Both of the Drews turn 60 this year and continue to work full time. They’ve adjusted their home workspaces to accommodate remote demands and do their best to stay out of each other’s way. “We miss going to restaurants,” sighs Kathleen, but they make frequent stops at favorite local purveyors including San Francisco Street Bakery for bread and other goodies, Olympia Seafood Company for the fresh catch, and Delmonico’s Heritage Butcher for great cuts and sometimes already cooked items like pulled pork. “We love to cook,” says Steven and adds, “these businesses are one touch,” meaning they are set up to be safe and speedy for shoppers. I wondered what was for dinner. Fresh scallops with a candied ginger glaze along with a salad of tomatoes, peppers, lettuce and basil.
On weekends they take out their small 22-foot cabin cruiser for a bit of fishing, crabbing or prawning. “We love kayaking, boating and camping on the boat, says Steven.

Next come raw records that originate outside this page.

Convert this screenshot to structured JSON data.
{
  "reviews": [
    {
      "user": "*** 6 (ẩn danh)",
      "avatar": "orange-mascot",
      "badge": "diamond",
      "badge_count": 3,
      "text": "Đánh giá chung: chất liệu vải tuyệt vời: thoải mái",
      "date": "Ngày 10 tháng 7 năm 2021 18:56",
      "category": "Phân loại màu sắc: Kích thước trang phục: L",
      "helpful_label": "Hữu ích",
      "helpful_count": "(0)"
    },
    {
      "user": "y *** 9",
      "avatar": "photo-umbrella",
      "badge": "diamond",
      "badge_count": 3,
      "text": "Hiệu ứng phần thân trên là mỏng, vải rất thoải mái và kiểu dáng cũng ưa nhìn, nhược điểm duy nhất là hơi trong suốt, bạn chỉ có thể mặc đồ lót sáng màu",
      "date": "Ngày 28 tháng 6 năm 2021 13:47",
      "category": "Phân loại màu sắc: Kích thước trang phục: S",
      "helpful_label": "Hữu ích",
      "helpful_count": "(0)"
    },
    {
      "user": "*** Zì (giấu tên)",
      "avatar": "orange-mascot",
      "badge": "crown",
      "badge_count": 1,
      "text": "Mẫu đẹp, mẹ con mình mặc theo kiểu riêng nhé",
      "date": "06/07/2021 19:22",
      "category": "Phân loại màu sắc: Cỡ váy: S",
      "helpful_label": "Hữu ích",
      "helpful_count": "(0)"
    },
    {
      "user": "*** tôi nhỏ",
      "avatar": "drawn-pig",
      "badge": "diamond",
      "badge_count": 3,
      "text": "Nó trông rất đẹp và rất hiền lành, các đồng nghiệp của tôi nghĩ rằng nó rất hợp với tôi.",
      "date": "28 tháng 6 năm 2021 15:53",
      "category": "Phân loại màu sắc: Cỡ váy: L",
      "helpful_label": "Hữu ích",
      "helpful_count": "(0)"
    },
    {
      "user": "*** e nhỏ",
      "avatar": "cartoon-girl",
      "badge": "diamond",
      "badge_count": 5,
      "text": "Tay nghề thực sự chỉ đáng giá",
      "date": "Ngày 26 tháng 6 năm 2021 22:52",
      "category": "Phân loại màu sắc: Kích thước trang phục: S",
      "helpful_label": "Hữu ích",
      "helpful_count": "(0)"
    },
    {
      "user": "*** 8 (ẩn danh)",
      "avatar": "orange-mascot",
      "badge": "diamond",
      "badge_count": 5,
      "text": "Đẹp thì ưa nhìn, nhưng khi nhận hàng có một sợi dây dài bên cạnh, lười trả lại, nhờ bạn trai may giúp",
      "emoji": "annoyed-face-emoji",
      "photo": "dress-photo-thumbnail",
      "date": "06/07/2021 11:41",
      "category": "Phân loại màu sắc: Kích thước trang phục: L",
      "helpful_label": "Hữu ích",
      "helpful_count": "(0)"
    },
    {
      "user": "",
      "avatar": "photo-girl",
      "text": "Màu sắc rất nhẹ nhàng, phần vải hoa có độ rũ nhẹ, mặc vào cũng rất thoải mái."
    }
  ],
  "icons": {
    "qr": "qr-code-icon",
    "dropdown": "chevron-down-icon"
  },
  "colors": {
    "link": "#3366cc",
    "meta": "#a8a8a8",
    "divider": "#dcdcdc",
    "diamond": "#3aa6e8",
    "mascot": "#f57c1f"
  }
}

“It’s a wonderful way to enjoy the environment and be socially distant,” adds Kathleen. They’ve enjoyed travel (somewhat limited these days) and work outside in their yard and garden.
At times the Drews have measured their lives in four-year increments, that is to say, life by campaign. Together they actively converse with, strategize, coach and fundraise for candidates. Slowing down is probably still years away. As their neighbor, I’m encouraging them to take a few breaks, especially when they’ve just caught some fish and Steve is getting ready to flambé something. They always have adventurous tales to tell of finding unexpected treasures. I’m really only a couple of doors away.